◆ **Problem to work on**
Your task is to print each entry exactly as written.
[[ Supplied records, beginning ]]
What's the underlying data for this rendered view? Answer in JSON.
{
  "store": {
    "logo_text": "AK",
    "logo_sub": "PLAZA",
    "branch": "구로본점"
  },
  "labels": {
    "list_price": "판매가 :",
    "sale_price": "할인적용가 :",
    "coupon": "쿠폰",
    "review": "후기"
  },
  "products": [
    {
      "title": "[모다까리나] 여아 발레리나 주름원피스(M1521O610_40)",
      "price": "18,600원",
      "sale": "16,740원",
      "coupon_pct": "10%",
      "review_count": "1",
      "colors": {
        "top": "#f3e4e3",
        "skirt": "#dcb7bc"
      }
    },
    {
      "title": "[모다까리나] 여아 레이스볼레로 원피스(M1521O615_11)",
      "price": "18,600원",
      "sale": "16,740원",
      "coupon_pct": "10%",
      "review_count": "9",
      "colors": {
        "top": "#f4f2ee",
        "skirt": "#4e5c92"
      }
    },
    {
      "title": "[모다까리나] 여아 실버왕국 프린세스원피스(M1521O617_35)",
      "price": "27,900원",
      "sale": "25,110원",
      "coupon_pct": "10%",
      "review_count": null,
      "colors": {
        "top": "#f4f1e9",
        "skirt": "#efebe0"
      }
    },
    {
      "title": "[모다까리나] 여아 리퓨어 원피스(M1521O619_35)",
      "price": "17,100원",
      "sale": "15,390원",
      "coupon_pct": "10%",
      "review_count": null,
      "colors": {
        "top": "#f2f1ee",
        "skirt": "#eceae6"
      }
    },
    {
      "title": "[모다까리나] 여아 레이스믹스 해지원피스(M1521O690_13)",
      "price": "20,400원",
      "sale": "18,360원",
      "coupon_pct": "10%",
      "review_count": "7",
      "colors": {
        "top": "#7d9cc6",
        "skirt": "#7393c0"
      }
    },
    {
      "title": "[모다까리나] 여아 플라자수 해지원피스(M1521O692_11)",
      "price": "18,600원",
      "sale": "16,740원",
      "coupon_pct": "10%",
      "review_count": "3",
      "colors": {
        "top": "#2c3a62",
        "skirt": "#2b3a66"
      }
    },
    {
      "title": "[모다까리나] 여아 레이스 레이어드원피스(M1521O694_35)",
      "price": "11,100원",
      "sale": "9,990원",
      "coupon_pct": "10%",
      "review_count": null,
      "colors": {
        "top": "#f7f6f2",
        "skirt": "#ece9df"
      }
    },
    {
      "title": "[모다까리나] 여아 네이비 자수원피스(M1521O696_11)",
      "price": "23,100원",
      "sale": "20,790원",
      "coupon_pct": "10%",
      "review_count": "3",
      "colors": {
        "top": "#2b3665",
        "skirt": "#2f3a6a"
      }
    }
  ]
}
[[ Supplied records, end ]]
◆ **Result**
What's the underlying data for this rendered view? Answer in JSON.
{
  "store": {
    "logo_text": "AK",
    "logo_sub": "PLAZA",
    "branch": "구로본점"
  },
  "labels": {
    "list_price": "판매가 :",
    "sale_price": "할인적용가 :",
    "coupon": "쿠폰",
    "review": "후기"
  },
  "products": [
    {
      "title": "[모다까리나] 여아 발레리나 주름원피스(M1521O610_40)",
      "price": "18,600원",
      "sale": "16,740원",
      "coupon_pct": "10%",
      "review_count": "1",
      "colors": {
        "top": "#f3e4e3",
        "skirt": "#dcb7bc"
      }
    },
    {
      "title": "[모다까리나] 여아 레이스볼레로 원피스(M1521O615_11)",
      "price": "18,600원",
      "sale": "16,740원",
      "coupon_pct": "10%",
      "review_count": "9",
      "colors": {
        "top": "#f4f2ee",
        "skirt": "#4e5c92"
      }
    },
    {
      "title": "[모다까리나] 여아 실버왕국 프린세스원피스(M1521O617_35)",
      "price": "27,900원",
      "sale": "25,110원",
      "coupon_pct": "10%",
      "review_count": null,
      "colors": {
        "top": "#f4f1e9",
        "skirt": "#efebe0"
      }
    },
    {
      "title": "[모다까리나] 여아 리퓨어 원피스(M1521O619_35)",
      "price": "17,100원",
      "sale": "15,390원",
      "coupon_pct": "10%",
      "review_count": null,
      "colors": {
        "top": "#f2f1ee",
        "skirt": "#eceae6"
      }
    },
    {
      "title": "[모다까리나] 여아 레이스믹스 해지원피스(M1521O690_13)",
      "price": "20,400원",
      "sale": "18,360원",
      "coupon_pct": "10%",
      "review_count": "7",
      "colors": {
        "top": "#7d9cc6",
        "skirt": "#7393c0"
      }
    },
    {
      "title": "[모다까리나] 여아 플라자수 해지원피스(M1521O692_11)",
      "price": "18,600원",
      "sale": "16,740원",
      "coupon_pct": "10%",
      "review_count": "3",
      "colors": {
        "top": "#2c3a62",
        "skirt": "#2b3a66"
      }
    },
    {
      "title": "[모다까리나] 여아 레이스 레이어드원피스(M1521O694_35)",
      "price": "11,100원",
      "sale": "9,990원",
      "coupon_pct": "10%",
      "review_count": null,
      "colors": {
        "top": "#f7f6f2",
        "skirt": "#ece9df"
      }
    },
    {
      "title": "[모다까리나] 여아 네이비 자수원피스(M1521O696_11)",
      "price": "23,100원",
      "sale": "20,790원",
      "coupon_pct": "10%",
      "review_count": "3",
      "colors": {
        "top": "#2b3665",
        "skirt": "#2f3a6a"
      }
    }
  ]
}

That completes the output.